In a nationally televised speech marked by shouts from the crowd of “we love you, Ahmadinejad,” the president warned the Europeans not to follow the United States in pressuring Iran. He said such pressure could lead to reactionary measures.

“Don’t force governments and nations which are signatories to the nuclear Non-Proliferation Treaty to pull out of it,” he said, according to the Associated Press.

Ahmadinejad said Iran would not accept any freeze of its program.

“We trusted you three years ago and accepted suspension but unfortunately this proved to be a bitter experience in Iranian history. We will not be bitten by the same snake twice,” he said.

Iran suspended its nuclear fuel activities in 2003 as part of diplomatic talks pushed by the European Union, but resumed its program in 2005 when talks failed.

With its program now being considered by the U.N. Security Council, the country could face economic sanctions.
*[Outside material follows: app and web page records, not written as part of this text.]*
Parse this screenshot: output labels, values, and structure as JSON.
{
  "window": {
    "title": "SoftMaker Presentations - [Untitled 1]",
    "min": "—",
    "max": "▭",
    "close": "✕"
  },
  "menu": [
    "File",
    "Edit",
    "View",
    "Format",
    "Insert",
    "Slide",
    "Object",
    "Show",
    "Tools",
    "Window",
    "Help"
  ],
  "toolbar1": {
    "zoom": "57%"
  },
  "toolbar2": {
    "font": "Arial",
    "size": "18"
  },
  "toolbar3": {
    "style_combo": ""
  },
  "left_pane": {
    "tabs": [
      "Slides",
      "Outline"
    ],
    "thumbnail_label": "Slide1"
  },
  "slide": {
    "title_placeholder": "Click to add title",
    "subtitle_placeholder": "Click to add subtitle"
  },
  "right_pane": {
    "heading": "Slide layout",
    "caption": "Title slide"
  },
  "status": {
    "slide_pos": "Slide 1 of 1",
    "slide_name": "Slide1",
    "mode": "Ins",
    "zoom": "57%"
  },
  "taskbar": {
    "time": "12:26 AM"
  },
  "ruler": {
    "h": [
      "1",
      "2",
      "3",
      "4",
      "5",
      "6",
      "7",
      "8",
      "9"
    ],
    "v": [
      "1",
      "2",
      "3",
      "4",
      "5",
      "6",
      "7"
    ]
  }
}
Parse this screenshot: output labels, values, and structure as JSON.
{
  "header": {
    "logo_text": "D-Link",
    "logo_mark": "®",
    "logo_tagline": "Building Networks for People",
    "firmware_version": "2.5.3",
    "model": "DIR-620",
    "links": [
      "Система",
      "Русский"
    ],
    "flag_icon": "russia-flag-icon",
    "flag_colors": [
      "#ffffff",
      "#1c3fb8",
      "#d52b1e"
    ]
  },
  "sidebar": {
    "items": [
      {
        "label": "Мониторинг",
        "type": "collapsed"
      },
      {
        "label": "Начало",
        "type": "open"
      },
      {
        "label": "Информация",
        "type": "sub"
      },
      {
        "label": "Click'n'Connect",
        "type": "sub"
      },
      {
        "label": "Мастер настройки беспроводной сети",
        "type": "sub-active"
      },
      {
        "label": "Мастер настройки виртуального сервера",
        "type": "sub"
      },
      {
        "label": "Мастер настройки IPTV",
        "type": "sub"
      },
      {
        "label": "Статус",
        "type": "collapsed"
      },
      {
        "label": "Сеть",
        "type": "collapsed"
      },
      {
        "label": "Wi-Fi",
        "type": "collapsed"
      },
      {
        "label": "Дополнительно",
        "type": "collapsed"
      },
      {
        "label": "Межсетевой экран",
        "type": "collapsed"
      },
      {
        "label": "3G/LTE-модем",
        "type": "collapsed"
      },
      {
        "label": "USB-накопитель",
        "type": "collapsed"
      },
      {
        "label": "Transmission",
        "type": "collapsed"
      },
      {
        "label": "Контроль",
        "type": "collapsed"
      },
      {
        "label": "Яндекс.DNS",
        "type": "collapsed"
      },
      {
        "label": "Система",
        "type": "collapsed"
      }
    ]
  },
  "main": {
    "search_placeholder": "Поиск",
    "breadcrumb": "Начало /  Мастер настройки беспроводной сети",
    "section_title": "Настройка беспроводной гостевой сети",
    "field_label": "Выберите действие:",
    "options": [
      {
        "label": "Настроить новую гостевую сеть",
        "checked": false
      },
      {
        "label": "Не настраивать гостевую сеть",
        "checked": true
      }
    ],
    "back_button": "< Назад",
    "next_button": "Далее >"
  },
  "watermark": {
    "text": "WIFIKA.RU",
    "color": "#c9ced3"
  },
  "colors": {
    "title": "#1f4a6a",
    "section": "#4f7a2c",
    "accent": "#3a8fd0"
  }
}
The United States is pushing for a resolution that forces Iran to end its program, a resolution that could be militarily enforceable, the Associated Press reported.

Russia and China, which have economic ties to Iran, oppose sanctions and military action and favor continued diplomacy.

On Tuesday, Russian Foreign Minister Sergey Lavrov reiterated a statement that Moscow and Beijing would not vote in favor of using force to resolve the impasse, Reuters reported.

A meeting of the five permanent members of the Security Council scheduled for Friday to discuss how tough the Security Council should get if Iran refuses to end its program after incentives have been offered, has been rescheduled for Tuesday, European diplomats told the AP.